An orphaned block is a block where the parent block does not exist or is unknown.
An orphaned block is a block where the parent block does not exist or is unknown. These types of orphaned blocks are formed in older versions of the Bitcoin core software, where the network nodes had the ability to receive blocks even despite the lack of data about their ancestor.
Now, since the release of what is known as the Bitcoin Core v.0.10 in early 2015, Bitcoin orphaned blocks are an impossibility.
The term orphaned block is still used in the world of cryptocurrencies and it refers to valid minted blocks that have been discarded. These blocks can be called stale blocks or extinct blocks; however, because the client denotes their block rewards as orphaned, many people refer to them as orphaned blocks instead. Despite them having a known parent block, people still refer to them as orphaned blocks rather than stale blocks, but you should know the difference between them nonetheless.
An orphaned block is generated when two different miners relay their valid blocks at almost the exact same time, which causes the network to split into two competing versions of the blockchain until one of the blocks ends up being discarded. The longest chain prevails while the other is abandoned as a general rule; while both blocks are verified and valid in this case, only one of them can be attached to the main chain.
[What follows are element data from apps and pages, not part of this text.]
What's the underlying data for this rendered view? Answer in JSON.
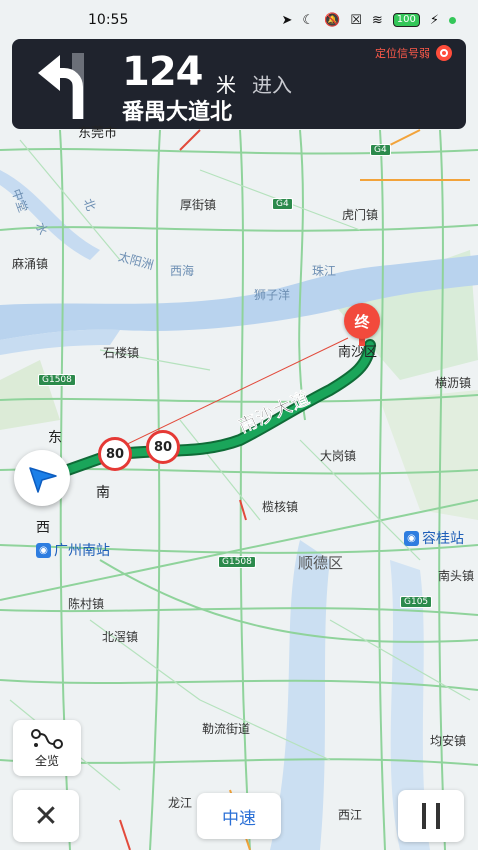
{
  "status": {
    "time": "10:55",
    "battery": "100"
  },
  "guidance": {
    "distance": "124",
    "unit": "米",
    "action": "进入",
    "road": "番禺大道北",
    "gps_warning": "定位信号弱"
  },
  "map": {
    "labels": {
      "dongguan": "东莞市",
      "houjie": "厚街镇",
      "humen": "虎门镇",
      "mayong": "麻涌镇",
      "taiyang": "太阳洲",
      "xiyang": "西海",
      "zhujiang": "珠江",
      "shiziyang": "狮子洋",
      "shilou": "石楼镇",
      "nansha": "南沙区",
      "henglitown": "横沥镇",
      "dagang": "大岗镇",
      "lanhe": "榄核镇",
      "shunde": "顺德区",
      "chencun": "陈村镇",
      "beijiao": "北滘镇",
      "leliu": "勒流街道",
      "nantou": "南头镇",
      "junan": "均安镇",
      "longjiang": "龙江",
      "xijiang": "西江",
      "east": "东",
      "south": "南",
      "west": "西",
      "zhongtang": "中堂",
      "shui": "水",
      "bei": "北",
      "road_name": "南沙大道"
    },
    "shields": [
      "G1508",
      "G1508",
      "G4",
      "G4",
      "G105"
    ],
    "speed_limits": [
      "80",
      "80"
    ],
    "stations": [
      "广州南站",
      "容桂站"
    ],
    "end_label": "终"
  },
  "controls": {
    "overview": "全览",
    "speed_mode": "中速"
  },
  "colors": {
    "route": "#1aa55a",
    "banner": "#1f232d",
    "accent": "#2a6fd6",
    "end_pin": "#f24a3c"
  }
}
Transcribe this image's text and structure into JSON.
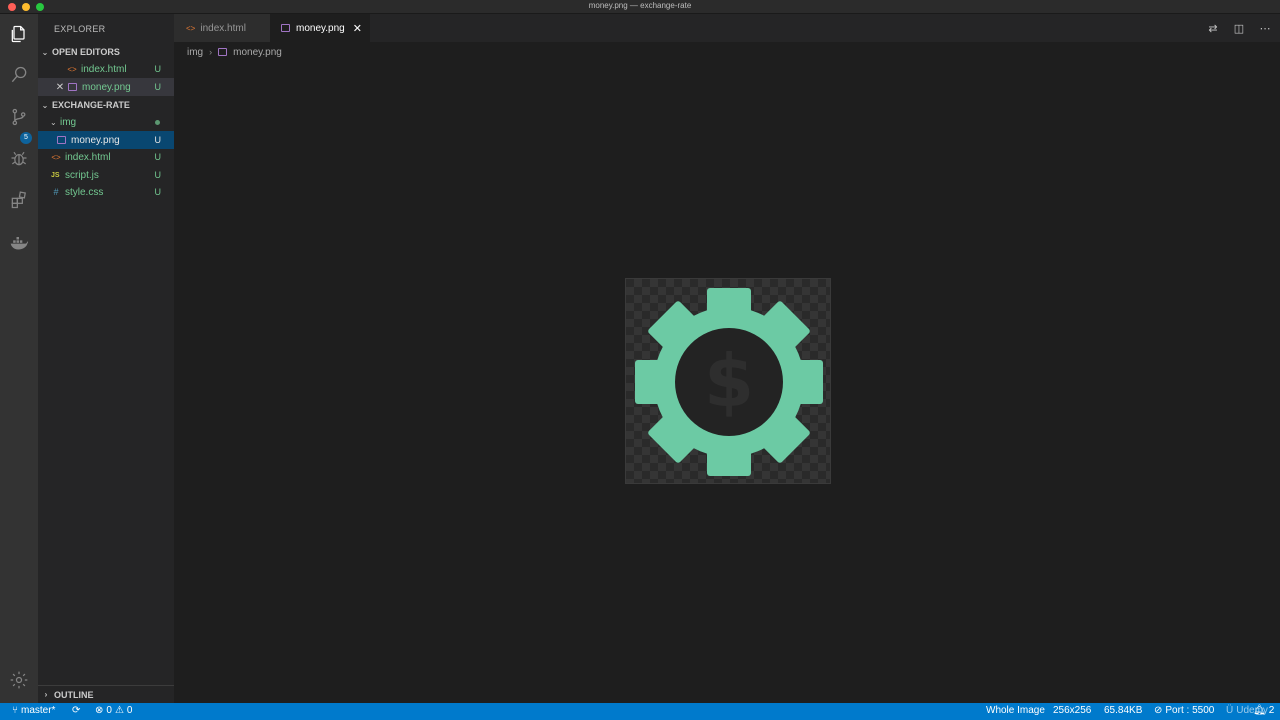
{
  "window": {
    "title": "money.png — exchange-rate"
  },
  "activity_bar": {
    "icons": [
      "files-icon",
      "search-icon",
      "source-control-icon",
      "debug-icon",
      "extensions-icon",
      "docker-icon",
      "settings-gear-icon"
    ],
    "source_control_badge": "5"
  },
  "sidebar": {
    "title": "EXPLORER",
    "open_editors": {
      "label": "OPEN EDITORS",
      "items": [
        {
          "name": "index.html",
          "status": "U"
        },
        {
          "name": "money.png",
          "status": "U"
        }
      ]
    },
    "project": {
      "label": "EXCHANGE-RATE",
      "folder": "img",
      "items": [
        {
          "name": "money.png",
          "status": "U"
        },
        {
          "name": "index.html",
          "status": "U"
        },
        {
          "name": "script.js",
          "status": "U",
          "icon_text": "JS"
        },
        {
          "name": "style.css",
          "status": "U",
          "icon_text": "#"
        }
      ]
    },
    "outline_label": "OUTLINE"
  },
  "tabs": [
    {
      "label": "index.html",
      "active": false
    },
    {
      "label": "money.png",
      "active": true
    }
  ],
  "breadcrumb": {
    "folder": "img",
    "file": "money.png"
  },
  "image_preview": {
    "file": "money.png",
    "gear_color": "#6ccaa4",
    "symbol": "$"
  },
  "status_bar": {
    "branch": "master*",
    "errors": "0",
    "warnings": "0",
    "image_mode": "Whole Image",
    "dimensions": "256x256",
    "file_size": "65.84KB",
    "port": "Port : 5500",
    "notifications": "2",
    "watermark": "Udemy"
  },
  "colors": {
    "accent": "#007acc",
    "selection": "#094771",
    "untracked": "#73c991"
  }
}
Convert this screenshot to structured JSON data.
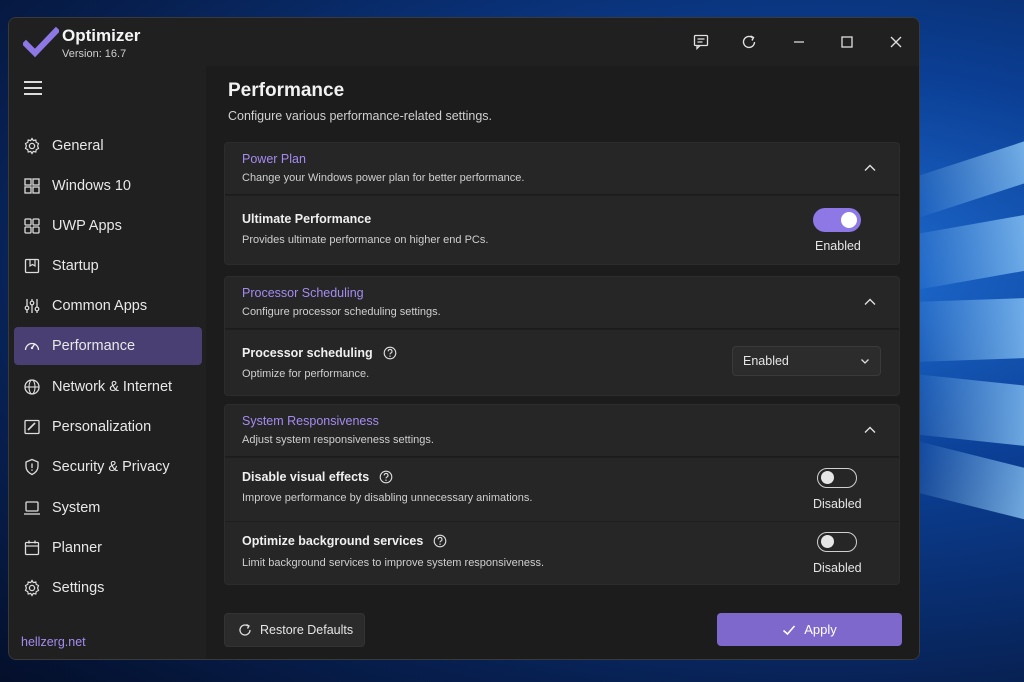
{
  "app": {
    "title": "Optimizer",
    "version": "Version: 16.7"
  },
  "titlebar": {
    "icons": [
      "feedback-icon",
      "refresh-icon",
      "minimize-icon",
      "maximize-icon",
      "close-icon"
    ]
  },
  "sidebar": {
    "items": [
      {
        "label": "General",
        "icon": "gear-icon",
        "active": false
      },
      {
        "label": "Windows 10",
        "icon": "windows-icon",
        "active": false
      },
      {
        "label": "UWP Apps",
        "icon": "apps-grid-icon",
        "active": false
      },
      {
        "label": "Startup",
        "icon": "startup-icon",
        "active": false
      },
      {
        "label": "Common Apps",
        "icon": "sliders-icon",
        "active": false
      },
      {
        "label": "Performance",
        "icon": "speedometer-icon",
        "active": true
      },
      {
        "label": "Network & Internet",
        "icon": "globe-icon",
        "active": false
      },
      {
        "label": "Personalization",
        "icon": "brush-icon",
        "active": false
      },
      {
        "label": "Security & Privacy",
        "icon": "shield-icon",
        "active": false
      },
      {
        "label": "System",
        "icon": "laptop-icon",
        "active": false
      },
      {
        "label": "Planner",
        "icon": "calendar-icon",
        "active": false
      },
      {
        "label": "Settings",
        "icon": "gear-icon",
        "active": false
      }
    ],
    "footer": "hellzerg.net"
  },
  "main": {
    "title": "Performance",
    "description": "Configure various performance-related settings.",
    "sections": [
      {
        "title": "Power Plan",
        "subtitle": "Change your Windows power plan for better performance.",
        "rows": [
          {
            "title": "Ultimate Performance",
            "subtitle": "Provides ultimate performance on higher end PCs.",
            "control": "toggle",
            "on": true,
            "state_label": "Enabled",
            "help": false
          }
        ]
      },
      {
        "title": "Processor Scheduling",
        "subtitle": "Configure processor scheduling settings.",
        "rows": [
          {
            "title": "Processor scheduling",
            "subtitle": "Optimize for performance.",
            "control": "select",
            "value": "Enabled",
            "help": true
          }
        ]
      },
      {
        "title": "System Responsiveness",
        "subtitle": "Adjust system responsiveness settings.",
        "rows": [
          {
            "title": "Disable visual effects",
            "subtitle": "Improve performance by disabling unnecessary animations.",
            "control": "toggle",
            "on": false,
            "state_label": "Disabled",
            "help": true
          },
          {
            "title": "Optimize background services",
            "subtitle": "Limit background services to improve system responsiveness.",
            "control": "toggle",
            "on": false,
            "state_label": "Disabled",
            "help": true
          }
        ]
      }
    ]
  },
  "footer": {
    "restore_label": "Restore Defaults",
    "apply_label": "Apply"
  },
  "colors": {
    "accent": "#7e68cc",
    "accent_text": "#a58bf0",
    "active_nav": "#4a3f73"
  }
}
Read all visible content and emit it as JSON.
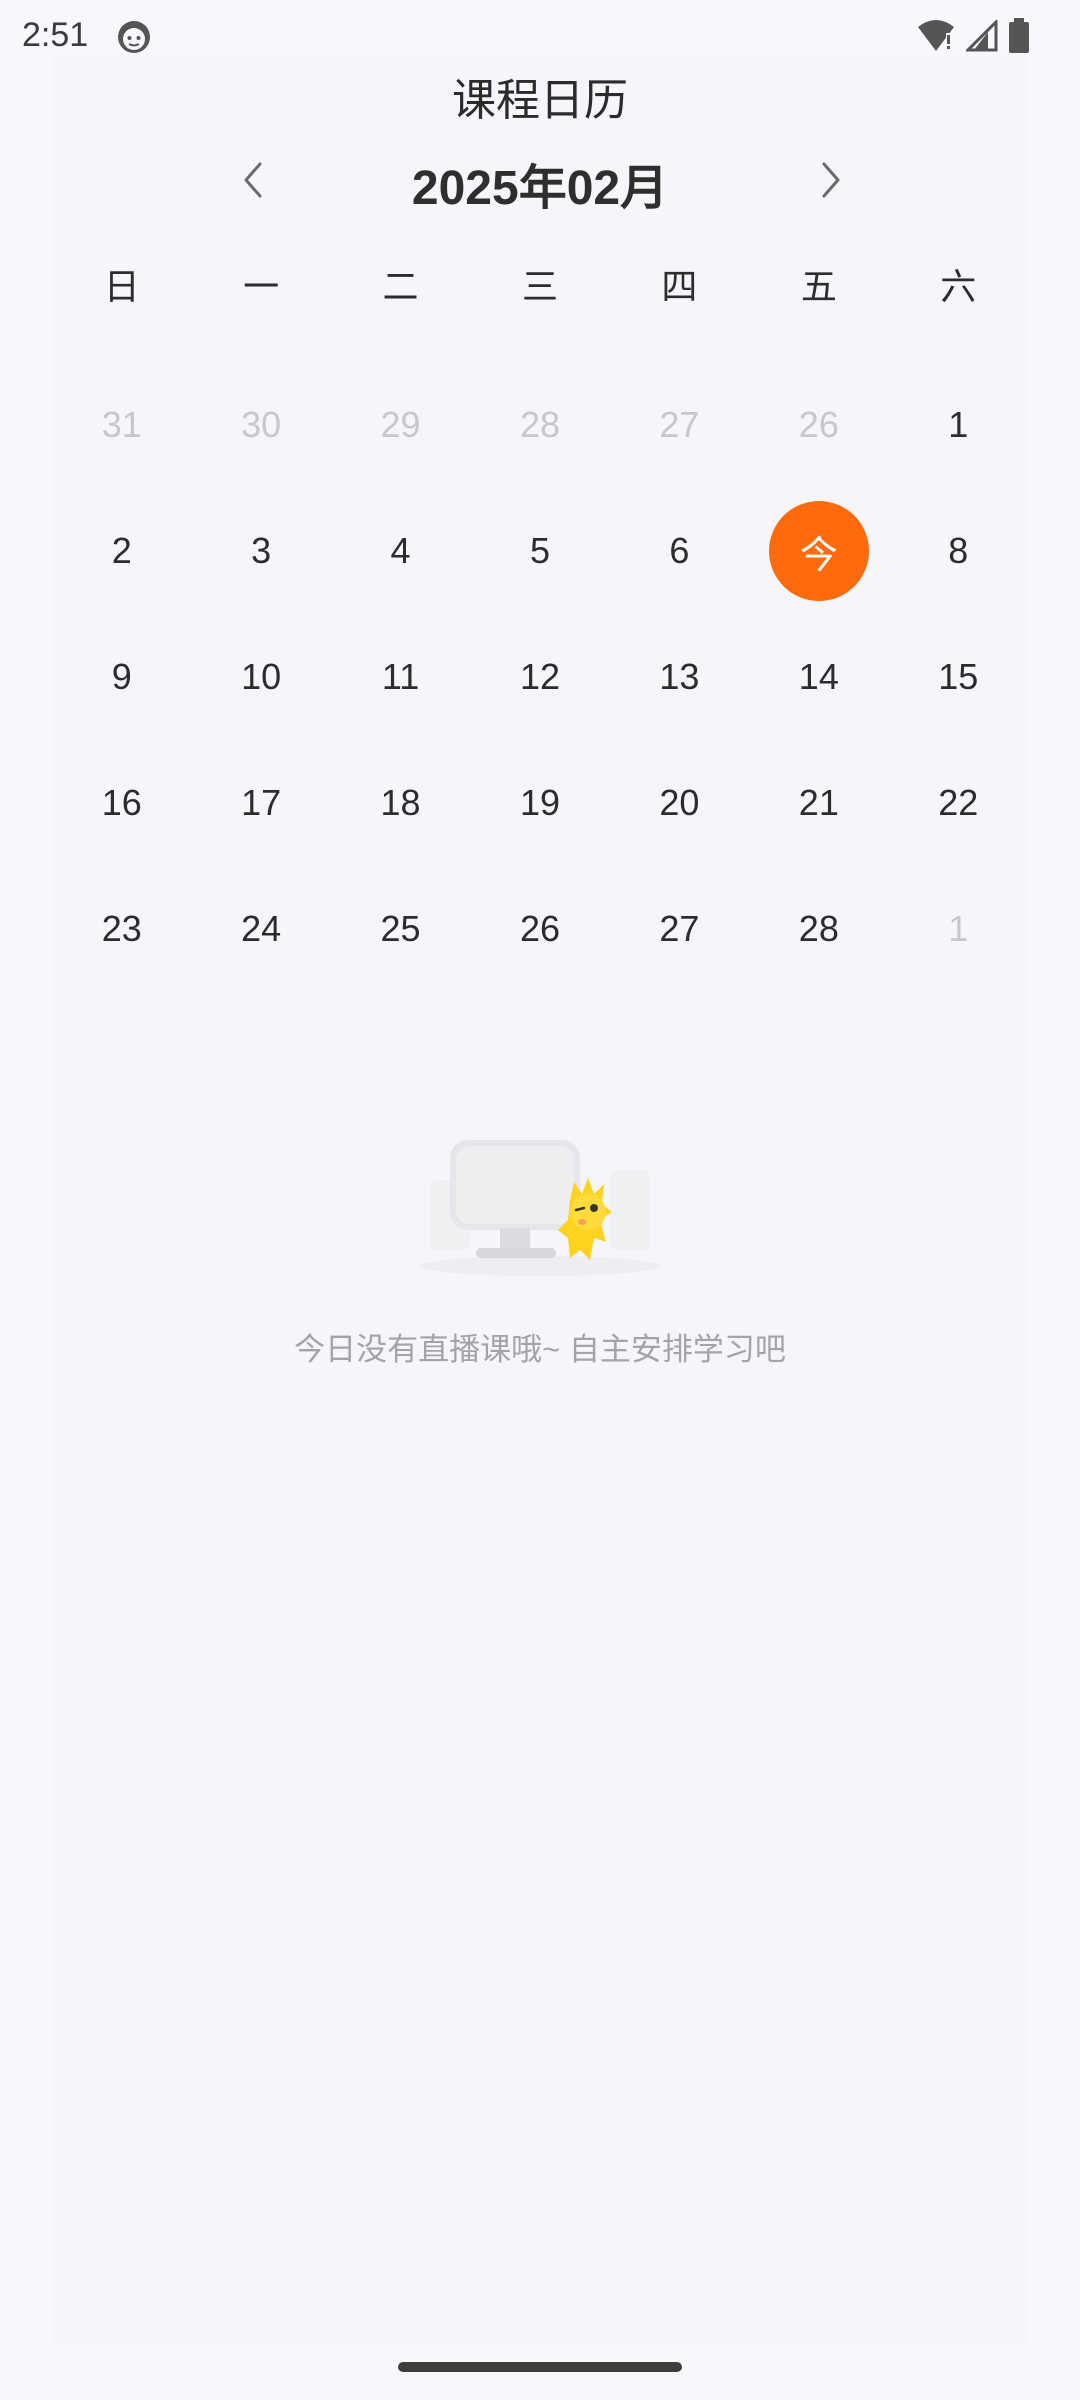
{
  "status_bar": {
    "time": "2:51",
    "icons": [
      "app-notification-icon",
      "wifi-icon",
      "signal-icon",
      "battery-icon"
    ]
  },
  "page": {
    "title": "课程日历"
  },
  "calendar": {
    "month_label": "2025年02月",
    "weekdays": [
      "日",
      "一",
      "二",
      "三",
      "四",
      "五",
      "六"
    ],
    "weeks": [
      [
        {
          "label": "31",
          "other": true
        },
        {
          "label": "30",
          "other": true
        },
        {
          "label": "29",
          "other": true
        },
        {
          "label": "28",
          "other": true
        },
        {
          "label": "27",
          "other": true
        },
        {
          "label": "26",
          "other": true
        },
        {
          "label": "1",
          "other": false
        }
      ],
      [
        {
          "label": "2",
          "other": false
        },
        {
          "label": "3",
          "other": false
        },
        {
          "label": "4",
          "other": false
        },
        {
          "label": "5",
          "other": false
        },
        {
          "label": "6",
          "other": false
        },
        {
          "label": "今",
          "other": false,
          "today": true
        },
        {
          "label": "8",
          "other": false
        }
      ],
      [
        {
          "label": "9",
          "other": false
        },
        {
          "label": "10",
          "other": false
        },
        {
          "label": "11",
          "other": false
        },
        {
          "label": "12",
          "other": false
        },
        {
          "label": "13",
          "other": false
        },
        {
          "label": "14",
          "other": false
        },
        {
          "label": "15",
          "other": false
        }
      ],
      [
        {
          "label": "16",
          "other": false
        },
        {
          "label": "17",
          "other": false
        },
        {
          "label": "18",
          "other": false
        },
        {
          "label": "19",
          "other": false
        },
        {
          "label": "20",
          "other": false
        },
        {
          "label": "21",
          "other": false
        },
        {
          "label": "22",
          "other": false
        }
      ],
      [
        {
          "label": "23",
          "other": false
        },
        {
          "label": "24",
          "other": false
        },
        {
          "label": "25",
          "other": false
        },
        {
          "label": "26",
          "other": false
        },
        {
          "label": "27",
          "other": false
        },
        {
          "label": "28",
          "other": false
        },
        {
          "label": "1",
          "other": true
        }
      ]
    ],
    "today_color": "#ff6a0c"
  },
  "empty_state": {
    "message": "今日没有直播课哦~ 自主安排学习吧"
  }
}
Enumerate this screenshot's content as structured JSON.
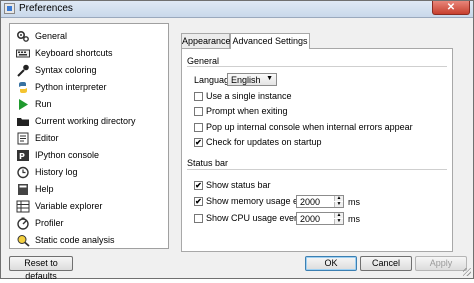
{
  "window": {
    "title": "Preferences",
    "close_glyph": "✕"
  },
  "sidebar": {
    "items": [
      {
        "label": "General",
        "icon": "gears-icon"
      },
      {
        "label": "Keyboard shortcuts",
        "icon": "keyboard-icon"
      },
      {
        "label": "Syntax coloring",
        "icon": "color-picker-icon"
      },
      {
        "label": "Python interpreter",
        "icon": "python-icon"
      },
      {
        "label": "Run",
        "icon": "run-icon"
      },
      {
        "label": "Current working directory",
        "icon": "folder-icon"
      },
      {
        "label": "Editor",
        "icon": "editor-icon"
      },
      {
        "label": "IPython console",
        "icon": "ipython-icon"
      },
      {
        "label": "History log",
        "icon": "history-icon"
      },
      {
        "label": "Help",
        "icon": "help-icon"
      },
      {
        "label": "Variable explorer",
        "icon": "variable-explorer-icon"
      },
      {
        "label": "Profiler",
        "icon": "profiler-icon"
      },
      {
        "label": "Static code analysis",
        "icon": "code-analysis-icon"
      }
    ]
  },
  "tabs": [
    {
      "label": "Appearance"
    },
    {
      "label": "Advanced Settings",
      "active": true
    }
  ],
  "general": {
    "title": "General",
    "language_label": "Language",
    "language_value": "English",
    "checkboxes": [
      {
        "label": "Use a single instance",
        "checked": false
      },
      {
        "label": "Prompt when exiting",
        "checked": false
      },
      {
        "label": "Pop up internal console when internal errors appear",
        "checked": false
      },
      {
        "label": "Check for updates on startup",
        "checked": true
      }
    ]
  },
  "status_bar": {
    "title": "Status bar",
    "show_status_bar": {
      "label": "Show status bar",
      "checked": true
    },
    "memory": {
      "label": "Show memory usage every",
      "checked": true,
      "value": "2000",
      "unit": "ms"
    },
    "cpu": {
      "label": "Show CPU usage every",
      "checked": false,
      "value": "2000",
      "unit": "ms"
    }
  },
  "buttons": {
    "reset": "Reset to defaults",
    "ok": "OK",
    "cancel": "Cancel",
    "apply": "Apply"
  },
  "glyphs": {
    "check": "✔",
    "arrow_down": "▼",
    "spin_up": "▲",
    "spin_down": "▼"
  }
}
Now, given the fact that miners are constantly generating new blocks around the clock, certain blocks can be broadcasted onto the network simultaneously, and given the fact that the network itself is distributed, the transmission of this information between nodes can take quite a long time. As a result of this, a possibility exists that a group of nodes will end up choosing to validate one block, while another group will choose to validate another. This is what would cause one of the blocks to end up being orphaned.